Task directions
Repeat the listing that follows exactly, please.
(Task input Opens)
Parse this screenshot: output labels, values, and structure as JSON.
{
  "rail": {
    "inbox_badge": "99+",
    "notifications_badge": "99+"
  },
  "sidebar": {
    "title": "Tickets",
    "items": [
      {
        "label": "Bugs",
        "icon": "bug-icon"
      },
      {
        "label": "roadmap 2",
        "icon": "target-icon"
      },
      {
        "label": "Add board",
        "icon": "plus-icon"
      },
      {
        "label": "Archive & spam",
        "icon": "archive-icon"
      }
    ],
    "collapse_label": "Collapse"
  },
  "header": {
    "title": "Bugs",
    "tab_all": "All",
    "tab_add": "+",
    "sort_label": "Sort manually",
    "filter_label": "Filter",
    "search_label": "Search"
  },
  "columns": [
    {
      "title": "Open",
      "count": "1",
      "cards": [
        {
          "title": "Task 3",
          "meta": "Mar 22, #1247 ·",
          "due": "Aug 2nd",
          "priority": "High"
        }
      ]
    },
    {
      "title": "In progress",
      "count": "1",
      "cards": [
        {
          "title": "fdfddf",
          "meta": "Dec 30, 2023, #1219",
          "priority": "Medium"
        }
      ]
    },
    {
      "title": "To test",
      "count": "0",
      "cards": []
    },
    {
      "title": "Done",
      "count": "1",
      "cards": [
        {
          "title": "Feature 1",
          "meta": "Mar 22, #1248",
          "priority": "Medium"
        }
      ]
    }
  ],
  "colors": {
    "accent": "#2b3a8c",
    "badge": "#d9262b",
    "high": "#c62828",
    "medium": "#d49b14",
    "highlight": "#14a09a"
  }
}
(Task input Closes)
Answer area
Parse this screenshot: output labels, values, and structure as JSON.
{
  "rail": {
    "inbox_badge": "99+",
    "notifications_badge": "99+"
  },
  "sidebar": {
    "title": "Tickets",
    "items": [
      {
        "label": "Bugs",
        "icon": "bug-icon"
      },
      {
        "label": "roadmap 2",
        "icon": "target-icon"
      },
      {
        "label": "Add board",
        "icon": "plus-icon"
      },
      {
        "label": "Archive & spam",
        "icon": "archive-icon"
      }
    ],
    "collapse_label": "Collapse"
  },
  "header": {
    "title": "Bugs",
    "tab_all": "All",
    "tab_add": "+",
    "sort_label": "Sort manually",
    "filter_label": "Filter",
    "search_label": "Search"
  },
  "columns": [
    {
      "title": "Open",
      "count": "1",
      "cards": [
        {
          "title": "Task 3",
          "meta": "Mar 22, #1247 ·",
          "due": "Aug 2nd",
          "priority": "High"
        }
      ]
    },
    {
      "title": "In progress",
      "count": "1",
      "cards": [
        {
          "title": "fdfddf",
          "meta": "Dec 30, 2023, #1219",
          "priority": "Medium"
        }
      ]
    },
    {
      "title": "To test",
      "count": "0",
      "cards": []
    },
    {
      "title": "Done",
      "count": "1",
      "cards": [
        {
          "title": "Feature 1",
          "meta": "Mar 22, #1248",
          "priority": "Medium"
        }
      ]
    }
  ],
  "colors": {
    "accent": "#2b3a8c",
    "badge": "#d9262b",
    "high": "#c62828",
    "medium": "#d49b14",
    "highlight": "#14a09a"
  }
}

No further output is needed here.